* WORK REQUEST *
Counting task for the data below: how many lines hold the word "allows"? Answer with the number only.

* RECORDS FOR THE EXERCISE *
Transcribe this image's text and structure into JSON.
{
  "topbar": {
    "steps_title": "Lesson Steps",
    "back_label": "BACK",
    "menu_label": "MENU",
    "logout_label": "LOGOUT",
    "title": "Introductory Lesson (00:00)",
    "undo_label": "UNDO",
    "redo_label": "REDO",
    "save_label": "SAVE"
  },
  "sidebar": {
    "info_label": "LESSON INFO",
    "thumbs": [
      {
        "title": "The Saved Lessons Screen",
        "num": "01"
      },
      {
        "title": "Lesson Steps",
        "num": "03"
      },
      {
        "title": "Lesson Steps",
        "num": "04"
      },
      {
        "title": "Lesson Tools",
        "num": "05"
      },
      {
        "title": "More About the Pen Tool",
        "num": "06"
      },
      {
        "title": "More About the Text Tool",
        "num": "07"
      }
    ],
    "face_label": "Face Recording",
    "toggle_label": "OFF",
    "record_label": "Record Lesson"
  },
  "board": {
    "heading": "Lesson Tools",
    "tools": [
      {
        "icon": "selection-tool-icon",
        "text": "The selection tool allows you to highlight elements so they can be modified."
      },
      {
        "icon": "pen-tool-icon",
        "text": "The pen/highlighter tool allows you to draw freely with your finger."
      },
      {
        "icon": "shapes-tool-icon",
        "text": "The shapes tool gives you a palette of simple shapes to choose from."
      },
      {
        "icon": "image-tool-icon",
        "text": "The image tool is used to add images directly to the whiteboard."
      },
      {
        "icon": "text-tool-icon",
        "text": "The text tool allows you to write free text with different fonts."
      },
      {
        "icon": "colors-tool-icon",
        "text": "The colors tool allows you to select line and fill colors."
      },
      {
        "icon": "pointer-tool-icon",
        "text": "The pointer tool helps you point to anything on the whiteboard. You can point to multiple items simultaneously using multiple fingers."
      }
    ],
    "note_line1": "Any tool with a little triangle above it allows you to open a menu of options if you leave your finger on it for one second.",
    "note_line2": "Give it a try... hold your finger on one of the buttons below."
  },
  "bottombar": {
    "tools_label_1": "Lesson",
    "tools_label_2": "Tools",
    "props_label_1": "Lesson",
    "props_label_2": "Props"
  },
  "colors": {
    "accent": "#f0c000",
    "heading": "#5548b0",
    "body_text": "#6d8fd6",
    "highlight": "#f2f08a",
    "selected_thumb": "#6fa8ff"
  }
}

* RESPONSE AREA *
5